Excerpts from an interface dataset
== == ==
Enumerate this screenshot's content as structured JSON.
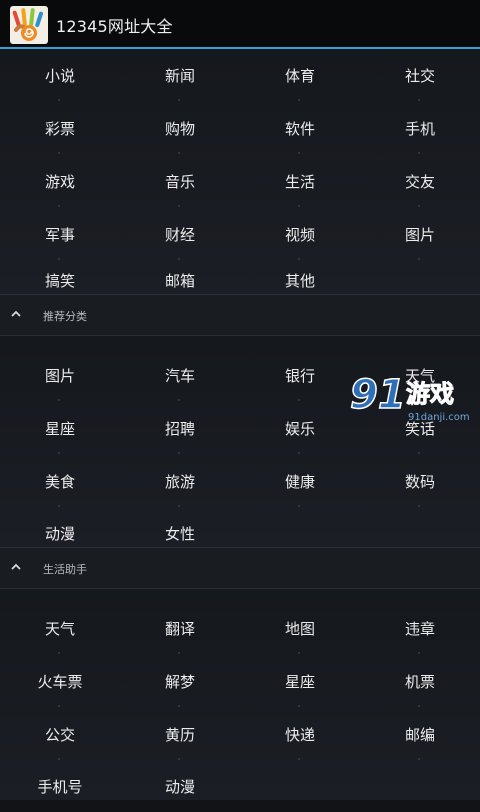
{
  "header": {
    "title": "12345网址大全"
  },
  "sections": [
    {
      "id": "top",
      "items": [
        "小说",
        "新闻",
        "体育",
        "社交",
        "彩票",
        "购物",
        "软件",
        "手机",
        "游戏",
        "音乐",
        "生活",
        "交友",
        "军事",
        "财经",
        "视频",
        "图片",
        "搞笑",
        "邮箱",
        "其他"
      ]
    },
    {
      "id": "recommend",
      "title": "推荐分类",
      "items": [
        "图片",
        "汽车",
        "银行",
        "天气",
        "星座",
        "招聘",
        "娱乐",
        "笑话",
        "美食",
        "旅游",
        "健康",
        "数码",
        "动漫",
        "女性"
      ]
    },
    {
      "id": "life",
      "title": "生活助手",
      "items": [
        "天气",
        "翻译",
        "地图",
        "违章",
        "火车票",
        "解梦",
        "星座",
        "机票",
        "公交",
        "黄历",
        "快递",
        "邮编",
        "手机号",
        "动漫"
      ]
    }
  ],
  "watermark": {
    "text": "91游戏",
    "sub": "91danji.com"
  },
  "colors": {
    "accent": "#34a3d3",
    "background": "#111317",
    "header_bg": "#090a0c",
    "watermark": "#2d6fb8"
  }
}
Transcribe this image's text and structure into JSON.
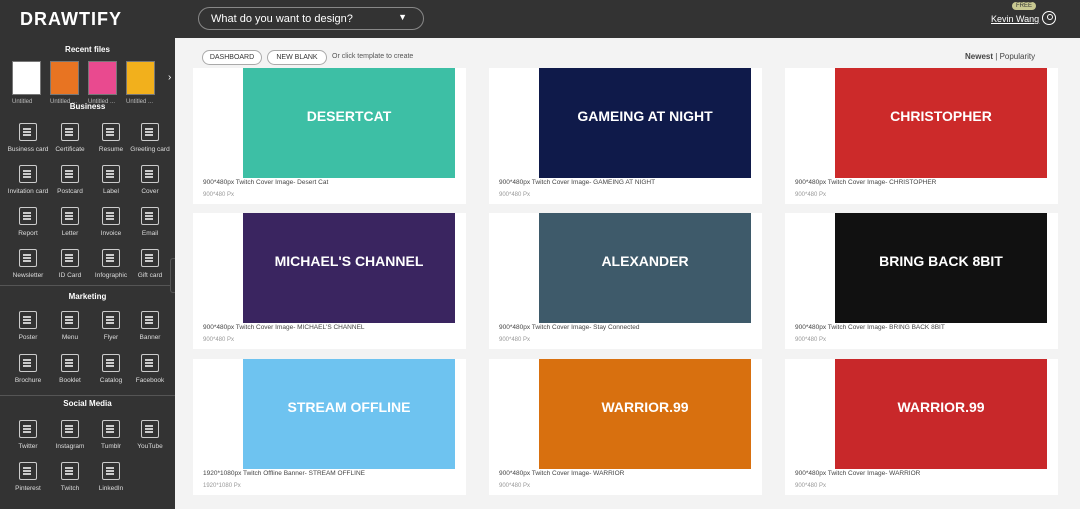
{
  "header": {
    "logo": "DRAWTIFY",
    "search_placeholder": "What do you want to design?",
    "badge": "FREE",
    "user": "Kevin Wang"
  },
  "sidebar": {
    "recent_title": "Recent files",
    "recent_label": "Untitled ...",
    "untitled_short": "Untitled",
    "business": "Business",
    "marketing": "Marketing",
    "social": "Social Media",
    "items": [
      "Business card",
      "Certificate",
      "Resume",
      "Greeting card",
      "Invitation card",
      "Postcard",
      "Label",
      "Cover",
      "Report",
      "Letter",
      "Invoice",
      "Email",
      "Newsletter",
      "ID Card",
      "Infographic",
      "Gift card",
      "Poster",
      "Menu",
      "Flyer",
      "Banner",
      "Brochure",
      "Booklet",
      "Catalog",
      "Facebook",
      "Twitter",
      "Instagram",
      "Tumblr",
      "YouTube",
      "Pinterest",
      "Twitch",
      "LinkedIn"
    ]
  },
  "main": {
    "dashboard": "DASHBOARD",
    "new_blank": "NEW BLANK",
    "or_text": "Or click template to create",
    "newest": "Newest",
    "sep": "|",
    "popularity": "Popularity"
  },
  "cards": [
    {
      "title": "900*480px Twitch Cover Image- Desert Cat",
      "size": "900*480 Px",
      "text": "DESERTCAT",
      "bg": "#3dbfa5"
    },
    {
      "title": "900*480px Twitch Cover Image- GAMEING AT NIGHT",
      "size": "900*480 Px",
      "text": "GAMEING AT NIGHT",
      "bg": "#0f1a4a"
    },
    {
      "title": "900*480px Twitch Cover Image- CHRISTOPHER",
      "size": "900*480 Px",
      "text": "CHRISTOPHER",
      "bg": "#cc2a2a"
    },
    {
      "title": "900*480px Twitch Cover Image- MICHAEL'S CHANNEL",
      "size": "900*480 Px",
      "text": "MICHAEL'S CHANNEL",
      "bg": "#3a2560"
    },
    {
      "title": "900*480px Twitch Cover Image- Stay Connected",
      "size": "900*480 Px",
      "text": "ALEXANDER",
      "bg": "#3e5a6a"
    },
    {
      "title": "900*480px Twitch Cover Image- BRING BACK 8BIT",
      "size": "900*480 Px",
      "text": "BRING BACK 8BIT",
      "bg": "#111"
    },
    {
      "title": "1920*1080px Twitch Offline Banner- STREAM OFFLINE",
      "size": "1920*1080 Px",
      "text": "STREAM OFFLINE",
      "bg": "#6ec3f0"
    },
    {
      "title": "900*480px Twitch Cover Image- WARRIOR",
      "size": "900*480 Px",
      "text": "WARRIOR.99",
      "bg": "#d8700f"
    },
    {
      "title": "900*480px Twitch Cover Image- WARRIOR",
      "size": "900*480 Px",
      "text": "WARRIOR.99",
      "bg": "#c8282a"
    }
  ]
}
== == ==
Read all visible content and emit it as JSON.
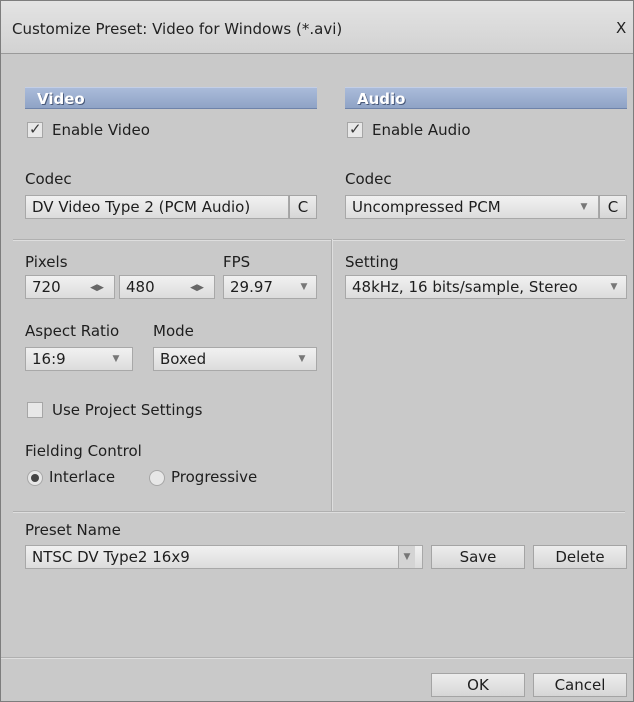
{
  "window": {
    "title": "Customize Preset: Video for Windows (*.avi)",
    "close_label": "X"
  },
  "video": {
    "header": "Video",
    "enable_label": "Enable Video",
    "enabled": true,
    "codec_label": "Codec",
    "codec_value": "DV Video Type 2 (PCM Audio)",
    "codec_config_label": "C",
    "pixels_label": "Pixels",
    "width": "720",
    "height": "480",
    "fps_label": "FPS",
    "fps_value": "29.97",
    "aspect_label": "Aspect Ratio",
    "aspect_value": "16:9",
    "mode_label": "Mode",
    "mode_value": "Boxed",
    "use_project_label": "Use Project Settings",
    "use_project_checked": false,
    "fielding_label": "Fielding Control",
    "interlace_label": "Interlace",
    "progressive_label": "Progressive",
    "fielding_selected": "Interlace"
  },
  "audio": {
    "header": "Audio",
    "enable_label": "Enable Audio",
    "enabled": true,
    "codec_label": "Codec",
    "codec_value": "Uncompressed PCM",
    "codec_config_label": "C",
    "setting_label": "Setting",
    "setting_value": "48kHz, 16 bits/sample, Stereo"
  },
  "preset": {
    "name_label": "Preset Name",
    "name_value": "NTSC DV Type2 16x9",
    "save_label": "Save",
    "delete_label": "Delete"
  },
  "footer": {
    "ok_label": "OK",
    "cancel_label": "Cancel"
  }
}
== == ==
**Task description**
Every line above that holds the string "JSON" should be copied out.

**Reply**
Enumerate this screenshot's content as structured JSON.
Transcribe this image's text and structure into JSON.
Read all visible content and emit it as JSON.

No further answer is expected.